[Website and app data records]
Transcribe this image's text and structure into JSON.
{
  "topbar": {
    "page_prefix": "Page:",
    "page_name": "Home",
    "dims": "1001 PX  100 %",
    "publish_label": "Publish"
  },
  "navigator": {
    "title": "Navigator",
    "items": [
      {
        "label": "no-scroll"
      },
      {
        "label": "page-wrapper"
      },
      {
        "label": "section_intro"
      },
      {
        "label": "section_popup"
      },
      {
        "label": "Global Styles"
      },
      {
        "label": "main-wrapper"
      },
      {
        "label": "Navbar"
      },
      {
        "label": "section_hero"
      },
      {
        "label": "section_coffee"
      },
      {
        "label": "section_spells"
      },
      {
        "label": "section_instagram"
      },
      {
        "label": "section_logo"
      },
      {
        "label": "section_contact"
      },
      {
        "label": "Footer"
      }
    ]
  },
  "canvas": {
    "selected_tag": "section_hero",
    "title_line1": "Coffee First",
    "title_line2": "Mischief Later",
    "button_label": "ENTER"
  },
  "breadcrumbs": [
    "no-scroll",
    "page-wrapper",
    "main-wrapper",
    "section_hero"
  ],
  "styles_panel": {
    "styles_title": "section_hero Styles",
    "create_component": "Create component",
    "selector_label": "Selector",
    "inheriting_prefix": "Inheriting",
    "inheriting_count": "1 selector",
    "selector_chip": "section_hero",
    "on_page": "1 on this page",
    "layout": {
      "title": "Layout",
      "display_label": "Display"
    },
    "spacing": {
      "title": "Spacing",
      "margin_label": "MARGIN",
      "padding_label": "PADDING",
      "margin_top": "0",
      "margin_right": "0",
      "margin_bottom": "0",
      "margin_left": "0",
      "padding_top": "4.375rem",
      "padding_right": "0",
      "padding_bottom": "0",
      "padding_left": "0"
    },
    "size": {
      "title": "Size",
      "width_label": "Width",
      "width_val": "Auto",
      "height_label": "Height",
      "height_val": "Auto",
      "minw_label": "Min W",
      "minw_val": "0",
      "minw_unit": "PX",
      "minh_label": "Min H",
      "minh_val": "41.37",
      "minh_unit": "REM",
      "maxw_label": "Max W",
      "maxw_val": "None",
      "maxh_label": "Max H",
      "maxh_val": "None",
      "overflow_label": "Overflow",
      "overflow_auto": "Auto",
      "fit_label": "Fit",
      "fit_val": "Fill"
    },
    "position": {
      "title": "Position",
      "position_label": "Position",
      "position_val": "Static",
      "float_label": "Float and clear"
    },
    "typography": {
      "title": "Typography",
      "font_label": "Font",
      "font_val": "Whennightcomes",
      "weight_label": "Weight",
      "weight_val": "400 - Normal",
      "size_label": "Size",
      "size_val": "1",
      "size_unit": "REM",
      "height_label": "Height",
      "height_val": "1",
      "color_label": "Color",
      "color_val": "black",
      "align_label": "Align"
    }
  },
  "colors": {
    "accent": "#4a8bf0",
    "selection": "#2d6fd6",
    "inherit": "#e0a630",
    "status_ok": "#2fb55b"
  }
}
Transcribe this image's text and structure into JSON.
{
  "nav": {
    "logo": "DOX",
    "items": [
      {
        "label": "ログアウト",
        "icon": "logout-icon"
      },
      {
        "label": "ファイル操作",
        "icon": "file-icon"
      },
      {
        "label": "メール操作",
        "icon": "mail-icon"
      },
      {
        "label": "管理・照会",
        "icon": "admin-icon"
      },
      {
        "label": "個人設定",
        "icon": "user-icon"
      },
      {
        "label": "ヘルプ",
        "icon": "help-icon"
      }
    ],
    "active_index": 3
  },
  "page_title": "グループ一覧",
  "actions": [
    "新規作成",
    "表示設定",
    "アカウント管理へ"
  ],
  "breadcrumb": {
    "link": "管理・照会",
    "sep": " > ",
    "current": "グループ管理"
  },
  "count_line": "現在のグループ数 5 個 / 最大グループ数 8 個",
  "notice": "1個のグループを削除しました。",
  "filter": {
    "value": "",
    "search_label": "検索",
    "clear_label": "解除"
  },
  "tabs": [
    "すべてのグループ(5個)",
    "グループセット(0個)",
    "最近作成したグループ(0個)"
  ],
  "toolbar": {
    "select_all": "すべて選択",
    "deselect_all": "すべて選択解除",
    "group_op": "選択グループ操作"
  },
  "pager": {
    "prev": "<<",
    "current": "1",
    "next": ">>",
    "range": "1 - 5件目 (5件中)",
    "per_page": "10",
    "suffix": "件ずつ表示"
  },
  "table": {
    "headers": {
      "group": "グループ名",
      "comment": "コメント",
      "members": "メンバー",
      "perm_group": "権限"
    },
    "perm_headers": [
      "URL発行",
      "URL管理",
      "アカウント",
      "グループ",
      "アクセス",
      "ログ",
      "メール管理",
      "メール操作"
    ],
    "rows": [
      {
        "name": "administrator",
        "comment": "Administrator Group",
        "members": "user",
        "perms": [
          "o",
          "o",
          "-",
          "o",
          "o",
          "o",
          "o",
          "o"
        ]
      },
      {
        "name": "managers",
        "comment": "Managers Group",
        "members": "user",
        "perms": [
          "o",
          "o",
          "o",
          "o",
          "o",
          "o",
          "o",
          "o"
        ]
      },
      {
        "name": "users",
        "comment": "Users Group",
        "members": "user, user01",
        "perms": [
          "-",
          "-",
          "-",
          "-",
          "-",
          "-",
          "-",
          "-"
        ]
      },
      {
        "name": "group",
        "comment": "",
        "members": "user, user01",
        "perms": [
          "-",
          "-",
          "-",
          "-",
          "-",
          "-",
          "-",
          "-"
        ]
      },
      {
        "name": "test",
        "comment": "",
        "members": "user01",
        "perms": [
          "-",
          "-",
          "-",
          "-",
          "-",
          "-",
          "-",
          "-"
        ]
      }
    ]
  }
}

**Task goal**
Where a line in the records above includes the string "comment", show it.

**Answer to this problem**
      "comment": "コメント",
        "comment": "Administrator Group",
        "comment": "Managers Group",
        "comment": "Users Group",
        "comment": "",
        "comment": "",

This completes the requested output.